Pluripotent embryonic stem cells are considered to have open and accessible chromatin relative to differentiated cells. Schlesinger and Meshorer review chromatin and epigenetic features in 2i- versus serum-grown conditions to come to a clearer picture of the genuine characteristics of pluripotency as opposed to artifacts of culture condition. © 2019 Elsevier Inc. Pluripotent embryonic stem cells (ESCs) are considered to have open and accessible chromatin relative to differentiated cells. However, as many studies supporting these conclusions relied on ESCs grown in serum, it has been suggested that some of these features are the result of culture conditions, particularly as more recent work using GSK3/MEK inhibitors (“2i”) to mimic “ground-state” conditions of the pre-implantation blastocyst observed some altered epigenetic features. Here, we systematically review chromatin and epigenetic features in 2i- and serum-grown conditions to come to a clearer picture of what are genuine characteristics of pluripotency and what open chromatin features predict pluripotency. © 2019 Elsevier Inc.

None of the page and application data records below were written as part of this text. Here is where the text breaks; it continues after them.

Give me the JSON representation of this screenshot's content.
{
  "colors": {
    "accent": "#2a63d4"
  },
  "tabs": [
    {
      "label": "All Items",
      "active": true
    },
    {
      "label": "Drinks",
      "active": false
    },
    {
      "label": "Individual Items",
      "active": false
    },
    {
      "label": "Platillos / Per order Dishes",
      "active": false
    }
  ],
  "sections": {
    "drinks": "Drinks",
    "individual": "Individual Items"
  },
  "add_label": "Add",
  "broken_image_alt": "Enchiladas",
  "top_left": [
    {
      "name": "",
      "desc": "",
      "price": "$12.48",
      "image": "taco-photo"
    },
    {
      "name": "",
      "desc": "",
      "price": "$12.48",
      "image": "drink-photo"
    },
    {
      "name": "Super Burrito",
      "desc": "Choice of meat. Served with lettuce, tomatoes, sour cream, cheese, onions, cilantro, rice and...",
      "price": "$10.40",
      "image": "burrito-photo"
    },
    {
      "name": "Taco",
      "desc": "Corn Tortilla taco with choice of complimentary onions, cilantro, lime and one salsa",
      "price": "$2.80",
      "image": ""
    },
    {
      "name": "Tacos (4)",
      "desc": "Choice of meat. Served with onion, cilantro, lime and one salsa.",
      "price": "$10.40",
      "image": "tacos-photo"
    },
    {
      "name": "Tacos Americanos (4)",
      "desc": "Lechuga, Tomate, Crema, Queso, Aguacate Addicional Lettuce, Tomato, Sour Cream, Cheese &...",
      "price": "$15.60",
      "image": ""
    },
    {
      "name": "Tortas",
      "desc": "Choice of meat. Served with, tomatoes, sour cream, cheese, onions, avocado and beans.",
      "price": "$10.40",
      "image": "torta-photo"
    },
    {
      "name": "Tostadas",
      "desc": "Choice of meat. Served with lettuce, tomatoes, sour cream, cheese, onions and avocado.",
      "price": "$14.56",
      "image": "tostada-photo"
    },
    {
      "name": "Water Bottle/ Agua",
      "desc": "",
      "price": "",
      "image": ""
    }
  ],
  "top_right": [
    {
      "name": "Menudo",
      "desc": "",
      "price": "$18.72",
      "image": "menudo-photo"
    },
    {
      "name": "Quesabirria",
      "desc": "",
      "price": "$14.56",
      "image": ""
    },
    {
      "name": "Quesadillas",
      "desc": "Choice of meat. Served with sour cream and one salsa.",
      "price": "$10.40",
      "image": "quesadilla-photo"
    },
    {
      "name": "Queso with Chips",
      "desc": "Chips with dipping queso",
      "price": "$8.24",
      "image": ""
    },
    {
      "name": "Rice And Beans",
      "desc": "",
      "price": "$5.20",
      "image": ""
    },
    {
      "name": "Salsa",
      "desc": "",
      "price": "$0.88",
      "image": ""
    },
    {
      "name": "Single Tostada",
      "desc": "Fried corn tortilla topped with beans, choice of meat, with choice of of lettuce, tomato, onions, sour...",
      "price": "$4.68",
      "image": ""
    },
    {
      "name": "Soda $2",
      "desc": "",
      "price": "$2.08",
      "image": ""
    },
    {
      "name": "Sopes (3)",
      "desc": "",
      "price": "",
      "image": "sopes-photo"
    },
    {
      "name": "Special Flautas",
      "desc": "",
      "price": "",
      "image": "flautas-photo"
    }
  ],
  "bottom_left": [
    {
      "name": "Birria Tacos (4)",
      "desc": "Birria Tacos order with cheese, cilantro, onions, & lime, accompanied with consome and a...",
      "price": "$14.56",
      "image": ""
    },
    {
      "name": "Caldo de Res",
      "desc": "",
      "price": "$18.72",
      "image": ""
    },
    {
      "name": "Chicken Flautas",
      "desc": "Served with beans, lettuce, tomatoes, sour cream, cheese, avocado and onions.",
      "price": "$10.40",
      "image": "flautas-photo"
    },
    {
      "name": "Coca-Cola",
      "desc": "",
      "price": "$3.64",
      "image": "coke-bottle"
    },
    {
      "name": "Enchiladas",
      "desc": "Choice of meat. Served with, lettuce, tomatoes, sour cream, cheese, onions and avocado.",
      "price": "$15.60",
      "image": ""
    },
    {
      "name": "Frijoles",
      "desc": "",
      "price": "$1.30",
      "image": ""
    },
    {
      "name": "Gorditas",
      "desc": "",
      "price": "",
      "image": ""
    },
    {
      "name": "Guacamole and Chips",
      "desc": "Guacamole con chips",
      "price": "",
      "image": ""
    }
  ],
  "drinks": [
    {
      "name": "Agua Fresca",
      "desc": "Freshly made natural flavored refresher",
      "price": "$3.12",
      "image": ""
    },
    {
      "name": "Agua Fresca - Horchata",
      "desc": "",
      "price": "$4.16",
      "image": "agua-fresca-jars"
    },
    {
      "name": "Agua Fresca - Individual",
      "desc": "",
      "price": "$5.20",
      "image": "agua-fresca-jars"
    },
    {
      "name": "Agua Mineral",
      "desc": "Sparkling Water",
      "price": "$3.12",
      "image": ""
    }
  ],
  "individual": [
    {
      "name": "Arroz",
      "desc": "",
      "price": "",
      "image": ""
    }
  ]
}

Schlesinger, S. ; Kaffe, B. ; Melcer, S. ; Aguilera, J. D. ; Sivaraman, D. M. ; Kaplan, T. ; Meshorer, E. A hyperdynamic H3.3 nucleosome marks promoter regions in pluripotent embryonic stem cells. Nucleic Acids Research 2017, 45, 12181-12194. Publisher's VersionAbstract
Histone variants and their chaperones are key regulators of eukaryotic transcription, and are critical for normal development. The histone variant H3.3 has been shown to play important roles in pluripotency and differentiation, and although its genome-wide patterns have been investigated, little is known about the role of its dynamic turnover in transcriptional regulation. To elucidate the role of H3.3 dynamics in embryonic stem cell (ESC) biology, we generated mouse ESC lines carrying a single copy of a doxycycline (Dox)-inducible HA-tagged version of H3.3 and monitored the rate of H3.3 incorporation by ChIP-seq at varying time points following Dox induction, before and after RA-induced differentiation. Comparing H3.3 turnover profiles in ESCs and RA-treated cells, we identified a hyperdynamic H3.3-containing nucleosome at the −1 position in promoters of genes expressed in ESCs. This dynamic nucleosome is restricted and shifted downstream into the +1 position following differentiation. We suggest that histone turnover dynamics provides an additional mechanism involved in expression regulation, and that a hyperdynamic −1 nucleosome marks promoters in ESCs. Our data provide evidence for regional regulation of H3.3 turnover in ESC promoters, and calls for testing, in high resolution, the dynamic behavior of additional histone variants and other structural chromatin proteins.